[Start of Attachment]
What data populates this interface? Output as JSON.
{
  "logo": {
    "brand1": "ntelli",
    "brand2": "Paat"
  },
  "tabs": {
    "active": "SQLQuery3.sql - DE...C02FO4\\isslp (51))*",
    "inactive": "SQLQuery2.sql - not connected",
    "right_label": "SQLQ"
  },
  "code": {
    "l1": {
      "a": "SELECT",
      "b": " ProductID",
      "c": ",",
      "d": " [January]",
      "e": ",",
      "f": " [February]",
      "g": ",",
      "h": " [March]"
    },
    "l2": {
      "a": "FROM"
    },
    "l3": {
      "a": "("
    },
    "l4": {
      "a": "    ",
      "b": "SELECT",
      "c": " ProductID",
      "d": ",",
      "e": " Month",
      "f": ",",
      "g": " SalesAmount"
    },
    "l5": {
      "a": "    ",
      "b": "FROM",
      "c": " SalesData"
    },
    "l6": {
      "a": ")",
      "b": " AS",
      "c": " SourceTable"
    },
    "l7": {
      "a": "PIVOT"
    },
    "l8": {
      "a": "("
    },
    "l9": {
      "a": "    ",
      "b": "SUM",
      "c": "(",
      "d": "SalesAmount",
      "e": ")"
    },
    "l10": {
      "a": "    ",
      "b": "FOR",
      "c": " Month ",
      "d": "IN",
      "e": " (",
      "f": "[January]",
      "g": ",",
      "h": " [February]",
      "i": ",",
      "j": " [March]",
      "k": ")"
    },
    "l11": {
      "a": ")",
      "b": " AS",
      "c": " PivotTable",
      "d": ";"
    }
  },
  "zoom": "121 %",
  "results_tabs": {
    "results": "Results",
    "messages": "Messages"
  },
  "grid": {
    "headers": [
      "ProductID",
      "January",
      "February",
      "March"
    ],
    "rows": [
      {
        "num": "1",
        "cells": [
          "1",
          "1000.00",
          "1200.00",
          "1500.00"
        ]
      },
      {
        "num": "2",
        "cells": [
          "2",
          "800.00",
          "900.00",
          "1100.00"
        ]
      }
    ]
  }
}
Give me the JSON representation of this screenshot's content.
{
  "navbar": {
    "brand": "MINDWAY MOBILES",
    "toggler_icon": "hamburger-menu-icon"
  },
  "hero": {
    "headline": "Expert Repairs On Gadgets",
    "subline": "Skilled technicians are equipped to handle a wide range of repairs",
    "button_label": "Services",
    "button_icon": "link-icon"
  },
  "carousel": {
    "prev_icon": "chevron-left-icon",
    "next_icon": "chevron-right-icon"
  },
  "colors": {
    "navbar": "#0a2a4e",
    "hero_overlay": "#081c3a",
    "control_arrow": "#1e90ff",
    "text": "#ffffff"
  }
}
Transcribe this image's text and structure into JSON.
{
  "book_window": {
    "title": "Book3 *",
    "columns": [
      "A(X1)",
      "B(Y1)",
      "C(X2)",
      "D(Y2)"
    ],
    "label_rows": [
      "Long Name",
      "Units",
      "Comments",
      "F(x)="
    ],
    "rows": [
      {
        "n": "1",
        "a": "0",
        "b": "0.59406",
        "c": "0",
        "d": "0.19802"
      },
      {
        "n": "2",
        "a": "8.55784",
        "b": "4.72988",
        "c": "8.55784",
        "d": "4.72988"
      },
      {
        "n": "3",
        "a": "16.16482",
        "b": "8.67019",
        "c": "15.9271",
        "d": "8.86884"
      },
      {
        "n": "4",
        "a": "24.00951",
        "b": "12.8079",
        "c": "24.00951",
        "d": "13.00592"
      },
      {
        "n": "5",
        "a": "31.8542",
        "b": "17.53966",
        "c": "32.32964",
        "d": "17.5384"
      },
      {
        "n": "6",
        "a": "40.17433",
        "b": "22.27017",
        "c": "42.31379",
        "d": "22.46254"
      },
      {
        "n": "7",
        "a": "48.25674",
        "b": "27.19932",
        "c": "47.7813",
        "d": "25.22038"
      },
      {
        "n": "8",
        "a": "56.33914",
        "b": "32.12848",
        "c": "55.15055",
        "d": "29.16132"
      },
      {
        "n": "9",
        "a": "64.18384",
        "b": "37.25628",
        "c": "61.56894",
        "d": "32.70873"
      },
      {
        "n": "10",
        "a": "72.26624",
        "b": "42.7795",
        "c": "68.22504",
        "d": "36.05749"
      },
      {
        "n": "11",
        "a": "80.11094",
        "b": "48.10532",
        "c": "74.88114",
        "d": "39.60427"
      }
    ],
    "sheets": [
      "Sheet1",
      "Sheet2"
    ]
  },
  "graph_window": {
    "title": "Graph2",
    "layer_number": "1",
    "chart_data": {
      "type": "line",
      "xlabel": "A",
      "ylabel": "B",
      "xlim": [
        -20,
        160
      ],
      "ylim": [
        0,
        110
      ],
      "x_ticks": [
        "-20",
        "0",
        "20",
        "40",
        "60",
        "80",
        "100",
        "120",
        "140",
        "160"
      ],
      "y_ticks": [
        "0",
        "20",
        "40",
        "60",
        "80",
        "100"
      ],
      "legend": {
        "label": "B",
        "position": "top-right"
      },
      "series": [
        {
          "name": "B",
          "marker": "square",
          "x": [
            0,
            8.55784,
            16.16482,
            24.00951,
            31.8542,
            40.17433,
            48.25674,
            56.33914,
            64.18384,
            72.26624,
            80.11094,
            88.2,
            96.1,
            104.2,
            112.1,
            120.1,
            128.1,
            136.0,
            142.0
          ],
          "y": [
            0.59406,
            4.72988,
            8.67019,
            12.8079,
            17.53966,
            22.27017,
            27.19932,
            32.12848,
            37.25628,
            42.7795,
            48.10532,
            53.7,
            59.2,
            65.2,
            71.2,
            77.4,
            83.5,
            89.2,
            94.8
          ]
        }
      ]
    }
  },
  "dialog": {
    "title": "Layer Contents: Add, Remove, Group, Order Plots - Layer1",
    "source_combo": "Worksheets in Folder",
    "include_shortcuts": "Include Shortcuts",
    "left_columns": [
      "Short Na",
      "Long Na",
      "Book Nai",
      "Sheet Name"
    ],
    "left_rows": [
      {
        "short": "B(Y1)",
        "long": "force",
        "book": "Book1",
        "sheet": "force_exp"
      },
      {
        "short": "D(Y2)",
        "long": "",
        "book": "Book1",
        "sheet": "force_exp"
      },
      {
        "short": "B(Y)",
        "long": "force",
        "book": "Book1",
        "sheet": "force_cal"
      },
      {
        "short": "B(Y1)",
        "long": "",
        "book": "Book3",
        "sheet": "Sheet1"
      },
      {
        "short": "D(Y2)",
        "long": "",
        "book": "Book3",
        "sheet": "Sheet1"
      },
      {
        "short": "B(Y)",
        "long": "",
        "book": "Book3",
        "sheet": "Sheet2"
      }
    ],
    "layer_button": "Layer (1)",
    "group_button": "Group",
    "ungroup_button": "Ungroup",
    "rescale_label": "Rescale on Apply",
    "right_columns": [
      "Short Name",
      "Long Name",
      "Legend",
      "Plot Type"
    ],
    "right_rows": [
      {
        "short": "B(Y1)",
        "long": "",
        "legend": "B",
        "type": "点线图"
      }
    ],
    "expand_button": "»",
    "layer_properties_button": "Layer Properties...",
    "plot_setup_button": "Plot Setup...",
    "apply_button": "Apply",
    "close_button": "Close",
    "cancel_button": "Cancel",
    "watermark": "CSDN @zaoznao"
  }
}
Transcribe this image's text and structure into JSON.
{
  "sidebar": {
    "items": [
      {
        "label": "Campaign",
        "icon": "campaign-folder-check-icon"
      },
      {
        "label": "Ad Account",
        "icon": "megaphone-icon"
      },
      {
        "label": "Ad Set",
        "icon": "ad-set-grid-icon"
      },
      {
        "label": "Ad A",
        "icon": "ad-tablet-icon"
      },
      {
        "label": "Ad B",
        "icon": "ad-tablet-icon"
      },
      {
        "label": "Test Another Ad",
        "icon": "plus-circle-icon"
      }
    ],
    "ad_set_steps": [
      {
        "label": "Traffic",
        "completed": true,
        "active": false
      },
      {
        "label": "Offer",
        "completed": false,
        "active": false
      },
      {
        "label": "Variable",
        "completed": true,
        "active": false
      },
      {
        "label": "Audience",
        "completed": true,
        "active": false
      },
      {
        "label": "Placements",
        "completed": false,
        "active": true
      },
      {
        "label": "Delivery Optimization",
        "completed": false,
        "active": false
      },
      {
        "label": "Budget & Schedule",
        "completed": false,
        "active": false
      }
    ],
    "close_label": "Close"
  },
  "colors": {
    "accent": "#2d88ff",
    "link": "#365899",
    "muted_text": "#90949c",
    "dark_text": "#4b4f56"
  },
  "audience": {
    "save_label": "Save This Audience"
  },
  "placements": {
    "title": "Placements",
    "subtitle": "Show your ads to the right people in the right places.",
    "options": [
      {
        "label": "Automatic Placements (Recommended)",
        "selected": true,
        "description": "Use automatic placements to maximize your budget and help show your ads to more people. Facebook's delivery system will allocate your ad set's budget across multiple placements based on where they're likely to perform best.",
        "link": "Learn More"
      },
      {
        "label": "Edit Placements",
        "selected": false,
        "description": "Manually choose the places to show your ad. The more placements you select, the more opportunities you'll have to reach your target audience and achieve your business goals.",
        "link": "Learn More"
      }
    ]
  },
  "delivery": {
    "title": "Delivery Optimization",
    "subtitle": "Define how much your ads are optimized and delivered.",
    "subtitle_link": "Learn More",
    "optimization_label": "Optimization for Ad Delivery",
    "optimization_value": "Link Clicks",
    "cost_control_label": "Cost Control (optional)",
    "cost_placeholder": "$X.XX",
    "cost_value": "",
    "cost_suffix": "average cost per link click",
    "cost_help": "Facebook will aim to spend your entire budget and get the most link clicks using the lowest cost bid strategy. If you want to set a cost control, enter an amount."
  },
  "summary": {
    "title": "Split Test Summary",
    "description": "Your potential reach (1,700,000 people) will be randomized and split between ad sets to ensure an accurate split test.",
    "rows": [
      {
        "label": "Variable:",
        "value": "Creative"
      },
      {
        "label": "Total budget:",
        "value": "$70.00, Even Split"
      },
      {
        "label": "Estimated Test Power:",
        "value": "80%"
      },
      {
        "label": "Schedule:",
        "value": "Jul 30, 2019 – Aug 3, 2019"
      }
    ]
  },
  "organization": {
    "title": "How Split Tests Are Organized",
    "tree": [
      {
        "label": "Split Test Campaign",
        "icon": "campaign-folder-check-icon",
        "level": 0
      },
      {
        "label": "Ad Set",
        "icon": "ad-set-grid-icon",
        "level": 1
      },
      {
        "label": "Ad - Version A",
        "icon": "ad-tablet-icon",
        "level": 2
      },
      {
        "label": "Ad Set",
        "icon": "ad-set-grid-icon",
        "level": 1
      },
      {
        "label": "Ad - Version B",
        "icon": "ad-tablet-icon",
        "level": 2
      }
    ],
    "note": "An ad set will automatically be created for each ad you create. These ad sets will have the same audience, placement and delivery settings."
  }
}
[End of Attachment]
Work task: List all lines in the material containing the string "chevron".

Your response:
    "prev_icon": "chevron-left-icon",
    "next_icon": "chevron-right-icon"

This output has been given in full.